Ukkonen, a Professor at University of Helsinki and Docent at Aalto University, is a prominent forerunner of computer science and algorithmics in Finland.
Several algorithms that Ukkonen has developed have become standard material in academic textbooks and they are widely applied. He has also led two Centres of Excellence funded by the Academy of Finland and supervised 27 doctoral dissertations to this day. For instance Aalto University Professor of computer science Pekka Orponen and the current President of the Academy of Finland Heikki Mannila have received their doctorates under Ukkonen’s tutelage.
– It does appear that I have trained the best computer science professors in Finland, Ukkonen laughs.

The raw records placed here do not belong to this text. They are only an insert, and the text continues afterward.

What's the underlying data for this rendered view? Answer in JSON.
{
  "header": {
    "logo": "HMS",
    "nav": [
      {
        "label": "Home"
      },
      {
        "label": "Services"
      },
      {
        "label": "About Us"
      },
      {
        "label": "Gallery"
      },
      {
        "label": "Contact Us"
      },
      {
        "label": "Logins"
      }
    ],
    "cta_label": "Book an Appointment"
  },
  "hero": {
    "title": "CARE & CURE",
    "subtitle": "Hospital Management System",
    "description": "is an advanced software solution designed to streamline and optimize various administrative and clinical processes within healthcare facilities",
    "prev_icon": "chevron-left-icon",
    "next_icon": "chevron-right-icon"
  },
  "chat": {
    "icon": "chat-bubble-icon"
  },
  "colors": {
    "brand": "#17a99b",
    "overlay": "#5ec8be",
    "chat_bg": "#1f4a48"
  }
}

In his own doctoral dissertation in 1978 Ukkonen studied round-off errors in numerical analysis but took on algorithmics soon after. Algorithmics is basic research that studies the power of computers. It strives to find out which computational problems have a fast solution algorithm – and those that have not. This study produces algorithms that may be widely applicable.
– The whole field was still taking shape when I was starting my career, so you can say I had my part in creating the foundations of computer science in Finland. I have helped to develop machine learning in University of Helsinki. In Helsinki University of Technology, now within Aalto University, there was already then remarkable work done on the field, initiated by Academician Teuvo Kohonen, Ukkonen recalls.
Algorithmics revolutionised biological data
Bioinformatics is a cross-disciplinary science in which the fundamentals of life – the sequencing, structure and operation of genes and proteins – are modelled with algorithms. Professor Ukkonen became enthralled by the prospects of this line of research early in the 1980s.
– Sequencing DNA had become possible in the late 1970s, and molecular biology became very intriguing indeed to computer scientists. A watershed for me was a meeting with biotechnicians of VTT Technical Research Centre of Finland in 1980. Fittingly enough, the person to call this meeting to order was Tuula Teeri, now President of Aalto University.
analysis suits us algorithmics researchers well, because the essential structure, the nucleobases of the DNA molecule, can be described with four characters A, C, G and T. It’s exactly the kind of character string data that we know how to analyse, and of course I wanted to make myself useful, Ukkonen recalls his initial interest in bioinformatics.
In 1990, the Human Genome Project launched with the goal of determining the entire DNA sequence and mapping the roughly 30 000 genes in the human genome. Unprecedented amounts of DNA data became available, and understanding the “programme of life” coded in the DNA strings of the genome became then a central issue in science.
– I studied and developed string searching algorithms for DNA analysis already in the 1980s, but felt a bit enclosed in an esoteric niche. Nowadays bioinformatics has established itself and amasses a surprisingly large share of the funding in computer science.
Now Ukkonen and his group look for patterns in strings of DNA that code biological signals. This enables them to predict, for instance, the root causes for different diseases. Many of the models Ukkonen and his colleagues have developed have been proven to be biologically precise.
– Thanks to our models, biologists have for instance been able to confirm a certain gene mutation to cause colorectal cancer, tells Ukkonen.
From cutting-edge basic research to popularising science
From 2002 through 2013 Ukkonen led two Centres of Excellence in data analysis appointed by the Academy of Finland. They were preceded by a doctoral programme in bioinformatics in Aalto University and the University of Helsinki. In the turn of the millennium, Ukkonen co-founded a joint venture of Aalto University and University of Helsinki: Helsinki Institute for Information Technology HIIT. In 2004–2008 he was also the Director of HIIT’s Basic Research Unit.
– HIIT has been a wonderful success: Finland needed and still needs intensive research environments like this to instigate critical mass. HIIT has also succeeded in securing long-term funding and with it the ability to flexibly hire researchers.
Ukkonen still supervises four doctoral students. With two of them, he has endeavoured to music: they apply algorithmics to the analysis of musical notation.
– Music can be conceived of as a string of characters not at all unlike texts and DNA. Musical notation is even more complicated, though, as it is two-dimensional.
Ukkonen has also throughout his career tried to popularise a science quite often beyond lay understanding. He says computer scientists should talk about issues in every-day life: information security, social media and cloud services.
– Computation is rapidly becoming a public utility just like electricity, and scientists should be able to explain what this enables and also how to keep the development in check.